In the liquid-phase oxidation process, the following have been used to modify or purify biochar:

  • strong acids such as nitric acid
  • a mixture of nitric and sulfuric acids
  • strong oxidisers, such as potassium permanganate, in an acid solution
  • other chemical mixtures, such as hydrogen peroxide/sulfuric acid and hypochlorite solution.

Gaseous phase oxidation uses carbon dioxide and oxygen gas to modify the biochar. Using potassium hydroxide increases the biochar’s porosity and surface area.

Oxidation can modify biochars in 2 different ways:

  • it opens the pores in char products and then fills the pores with metals
  • it adds new functional groups on the surface of biochars.

Acid and base chemical activation modifies biochar through both dehydration and oxidation. The feedstock is usually mixed or soaked in a solution of acids and bases before pyrolysis and activation. Strong oxidisers also can be used to modify or purify biochar.
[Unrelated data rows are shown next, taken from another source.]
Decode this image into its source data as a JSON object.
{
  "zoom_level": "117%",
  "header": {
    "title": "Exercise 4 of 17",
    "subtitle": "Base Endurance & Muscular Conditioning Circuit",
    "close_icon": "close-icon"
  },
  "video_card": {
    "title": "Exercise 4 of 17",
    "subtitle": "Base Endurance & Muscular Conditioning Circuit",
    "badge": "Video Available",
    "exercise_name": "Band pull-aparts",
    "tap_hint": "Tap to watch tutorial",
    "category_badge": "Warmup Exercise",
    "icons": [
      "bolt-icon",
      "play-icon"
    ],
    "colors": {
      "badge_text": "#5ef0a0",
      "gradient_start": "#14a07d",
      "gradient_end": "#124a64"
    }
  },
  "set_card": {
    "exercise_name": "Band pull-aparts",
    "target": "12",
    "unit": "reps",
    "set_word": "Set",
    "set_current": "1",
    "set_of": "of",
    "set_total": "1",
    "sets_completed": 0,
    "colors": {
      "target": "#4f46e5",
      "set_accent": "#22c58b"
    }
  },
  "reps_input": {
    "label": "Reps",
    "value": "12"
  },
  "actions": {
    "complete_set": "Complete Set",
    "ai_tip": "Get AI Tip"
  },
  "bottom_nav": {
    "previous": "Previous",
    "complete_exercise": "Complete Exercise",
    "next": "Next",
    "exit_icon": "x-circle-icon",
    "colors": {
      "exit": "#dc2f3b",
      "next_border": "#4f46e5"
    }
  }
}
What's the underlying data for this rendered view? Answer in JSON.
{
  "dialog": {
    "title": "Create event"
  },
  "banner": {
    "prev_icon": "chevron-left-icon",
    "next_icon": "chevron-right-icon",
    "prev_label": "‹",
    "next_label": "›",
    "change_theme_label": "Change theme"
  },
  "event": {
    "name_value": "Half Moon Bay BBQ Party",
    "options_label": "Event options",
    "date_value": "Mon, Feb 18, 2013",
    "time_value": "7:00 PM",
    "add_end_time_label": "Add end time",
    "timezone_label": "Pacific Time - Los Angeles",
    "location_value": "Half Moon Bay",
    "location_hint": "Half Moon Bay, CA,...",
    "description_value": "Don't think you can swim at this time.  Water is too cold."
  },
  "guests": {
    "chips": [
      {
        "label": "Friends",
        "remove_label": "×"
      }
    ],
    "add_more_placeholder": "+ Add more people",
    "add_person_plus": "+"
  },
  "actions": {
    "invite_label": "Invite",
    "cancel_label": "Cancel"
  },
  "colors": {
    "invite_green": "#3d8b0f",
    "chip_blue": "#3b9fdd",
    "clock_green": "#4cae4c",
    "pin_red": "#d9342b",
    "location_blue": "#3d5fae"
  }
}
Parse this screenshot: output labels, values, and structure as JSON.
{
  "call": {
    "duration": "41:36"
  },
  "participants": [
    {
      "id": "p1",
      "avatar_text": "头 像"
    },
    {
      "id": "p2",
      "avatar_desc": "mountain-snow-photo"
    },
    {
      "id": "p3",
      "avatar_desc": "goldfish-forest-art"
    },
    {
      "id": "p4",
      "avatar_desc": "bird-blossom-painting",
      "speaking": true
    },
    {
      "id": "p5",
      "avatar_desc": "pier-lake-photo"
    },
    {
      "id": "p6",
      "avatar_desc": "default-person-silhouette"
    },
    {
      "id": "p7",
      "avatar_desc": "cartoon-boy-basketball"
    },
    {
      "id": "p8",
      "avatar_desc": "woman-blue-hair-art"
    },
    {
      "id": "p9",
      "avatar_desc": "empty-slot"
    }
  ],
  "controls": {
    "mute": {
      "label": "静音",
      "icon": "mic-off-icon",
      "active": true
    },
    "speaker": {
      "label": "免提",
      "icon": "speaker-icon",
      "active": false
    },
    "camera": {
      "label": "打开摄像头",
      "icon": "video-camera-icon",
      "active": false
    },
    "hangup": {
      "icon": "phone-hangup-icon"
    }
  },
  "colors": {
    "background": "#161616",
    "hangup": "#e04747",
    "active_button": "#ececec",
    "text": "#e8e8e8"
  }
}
Grafting can also modify biochar, by fusing guest molecules or elements onto the functional groups of the char surface, using the condensation reaction. Grafting can be done with or without pre-oxidation. There are several compounds or materials that can be used to graft biochar. Grafted biochar has many potential applications, such as in biomaterials, bioengineering and emerging biotechnology.

Biochar-assisted remediation of heavy metals

Biochar application is effective in the remediation of heavy metal–contaminated soil and aquatic ecosystems. Various mechanisms have been proposed to explain how biochar remediates heavy metal contamination, but chemosorption is the dominant process involved in removing heavy metals such as cadmium and lead in soil and aquatic systems.

Biochar-mediated redox reactions controlling the (im)mobilisation and subsequent bioavailability of heavy metals have been reported. For example, although chromium(III) is strongly retained onto soil particles, Cr(VI) is very weakly adsorbed and is readily available for plant uptake and leaching to groundwater. Thus, reduction of Cr(VI) to Cr(III) can affect the (im)mobilisation and bioavailability of chromium. Although oxidation of Cr(III) to Cr(VI) is mostly mediated abiotically through oxidising agents – such as manganese oxide and, to a lesser extent, ferric oxide – reduction of Cr(VI) to Cr(III) is mediated through abiotic and biotic processes. Chromate can be reduced to Cr(III) in environments that have electrons available. Biochar provides a source of electrons, thereby enhancing the reduction of Cr(VI) to Cr(III) and subsequent immobilization of Cr(III) – mitigating the environmental toxicity of chromium.


Applying biochar to soil has been shown to improve carbon sequestration, soil health and agricultural productivity. Currently, the focus of biochar research is on its potential value in mitigating the toxicity of contaminants in soil and groundwater resources. Its favourable physicochemical characteristics – such as high surface area, porosity and surface charge density of biochar – are key parameters enabling its potential application to remediate contaminated soil and aquatic ecosystems.

Published September 2018 Issue 20